This writer personally believes that, indeed, Hajia Alima Mahama, given the chance, could well become one of Ghana’s best Vice-Presidents. But this writer is also wary of the fact that Ghana and the NPP have just had a Muslim Vice-President for nearly 8 years now. And, indeed, it is an unprecedented and, perhaps, also an unbested first in Ghana’s history, since no ruling party before the emergence of the New Patriotic Party had a publicly professing Muslim as Vice-President. Even more significant is the imperative need for Ghanaians to guard against the eerie possibility of setting an unsavory and morally unsound precedent of making a habit, or culture, of permanently reserving the Vice-Presidential spot in the NPP for Muslims and Northerners; for political entitlement, of the sort foolhardily championed by the likes of Mrs. Konadu Agyeman-Rawlings, has absolutely no place in a constitutional democracy. What must be done is to strongly encourage, as well as actively support, qualified Ghanaian women to enter mainstream politics, not create an unsavory political ghetto – or “tokenistic” entitlement institutions – such as the reservation of a certain number of parliamentary seats for women, as was wildly and vehemently advocated in the recent past. It is also wrongheaded and ill-advised for Hajia Memuna Habib, leader of the Central Regional Federation of Muslim Women’s Associations (FOMWAG) to be invoking the ill-fated presidency (or premiership) of Ms. Benazir Bhutto as one that is worthy of emulation by Ghanaians. Indeed, as Hajia Habib rightly pointed out, herself, Ghana, unlike Pakistan, is not a Muslim nation, and Ghanaians are in absolutely no hurry to have our country converted into a religious satellite of any other nation. In sum, while religious tolerance has for centuries been prized by Ghanaians, nevertheless, Ghanaians have always learned to draw the line where religious tolerance is unduly taken advantage of by ideological fanatics and cynics parading in the guise of disinterested moralists.
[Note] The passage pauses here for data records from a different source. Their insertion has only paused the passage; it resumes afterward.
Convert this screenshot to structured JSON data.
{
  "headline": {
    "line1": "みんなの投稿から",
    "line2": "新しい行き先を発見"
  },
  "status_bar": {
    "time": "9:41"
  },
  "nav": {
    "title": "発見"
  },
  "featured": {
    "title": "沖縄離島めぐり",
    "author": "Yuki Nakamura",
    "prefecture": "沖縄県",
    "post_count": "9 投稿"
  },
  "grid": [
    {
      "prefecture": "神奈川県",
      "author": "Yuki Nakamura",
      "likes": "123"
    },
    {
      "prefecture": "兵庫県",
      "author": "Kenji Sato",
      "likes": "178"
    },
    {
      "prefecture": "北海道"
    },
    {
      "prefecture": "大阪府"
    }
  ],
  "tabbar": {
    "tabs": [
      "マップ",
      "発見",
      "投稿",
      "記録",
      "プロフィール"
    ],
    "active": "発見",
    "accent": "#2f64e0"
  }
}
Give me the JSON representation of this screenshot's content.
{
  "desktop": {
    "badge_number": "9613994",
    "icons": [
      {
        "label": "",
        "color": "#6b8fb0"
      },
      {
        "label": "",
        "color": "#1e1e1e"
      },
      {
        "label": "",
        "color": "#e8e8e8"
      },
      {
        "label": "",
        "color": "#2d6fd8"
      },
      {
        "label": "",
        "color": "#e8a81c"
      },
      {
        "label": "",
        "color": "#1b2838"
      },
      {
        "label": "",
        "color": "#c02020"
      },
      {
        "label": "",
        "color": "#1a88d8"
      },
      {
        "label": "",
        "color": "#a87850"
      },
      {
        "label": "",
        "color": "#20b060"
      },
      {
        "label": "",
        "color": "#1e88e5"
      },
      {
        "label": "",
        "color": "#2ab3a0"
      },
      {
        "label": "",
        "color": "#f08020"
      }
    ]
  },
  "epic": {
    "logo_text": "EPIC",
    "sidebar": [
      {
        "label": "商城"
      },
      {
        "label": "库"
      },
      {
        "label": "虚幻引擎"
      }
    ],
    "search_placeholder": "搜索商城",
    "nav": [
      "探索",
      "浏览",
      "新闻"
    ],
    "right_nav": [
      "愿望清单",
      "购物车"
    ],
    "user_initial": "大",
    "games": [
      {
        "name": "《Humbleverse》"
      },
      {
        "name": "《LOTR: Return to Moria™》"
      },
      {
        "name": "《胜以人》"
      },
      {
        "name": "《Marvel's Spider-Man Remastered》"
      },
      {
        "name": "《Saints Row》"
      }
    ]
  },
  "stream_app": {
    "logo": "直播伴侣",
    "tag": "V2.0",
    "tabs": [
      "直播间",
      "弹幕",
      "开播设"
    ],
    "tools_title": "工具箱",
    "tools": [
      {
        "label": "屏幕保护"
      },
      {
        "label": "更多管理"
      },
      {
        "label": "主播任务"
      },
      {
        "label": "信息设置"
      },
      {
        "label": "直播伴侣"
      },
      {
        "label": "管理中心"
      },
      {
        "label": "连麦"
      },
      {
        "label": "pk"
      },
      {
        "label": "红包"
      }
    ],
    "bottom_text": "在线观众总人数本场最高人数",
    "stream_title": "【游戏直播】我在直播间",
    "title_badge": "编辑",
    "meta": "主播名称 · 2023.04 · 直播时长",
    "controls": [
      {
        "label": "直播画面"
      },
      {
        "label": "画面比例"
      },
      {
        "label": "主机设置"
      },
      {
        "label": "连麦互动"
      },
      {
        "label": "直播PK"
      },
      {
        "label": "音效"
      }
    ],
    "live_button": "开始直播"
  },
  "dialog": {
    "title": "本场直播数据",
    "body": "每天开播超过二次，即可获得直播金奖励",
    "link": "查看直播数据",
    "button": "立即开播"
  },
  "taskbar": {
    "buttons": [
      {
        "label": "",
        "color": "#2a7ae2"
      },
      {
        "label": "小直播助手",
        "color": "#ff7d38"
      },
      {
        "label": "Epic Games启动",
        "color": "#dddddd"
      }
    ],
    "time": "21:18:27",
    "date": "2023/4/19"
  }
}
*Kwame Okoampa-Ahoofe, Jr., Ph.D., is Associate Professor of English, Journalism and Creative Writing at Nassau Community College of the State University of New York, Garden City. He is the author of 17 books, including “Dr. J. B. Danquah: Architect of Modern Ghana” (iUniverse.com, 2005) and “Ghanaian Politics Today” (Atumpan Publications/lulu.com, 2008). E-mail: email@example.com.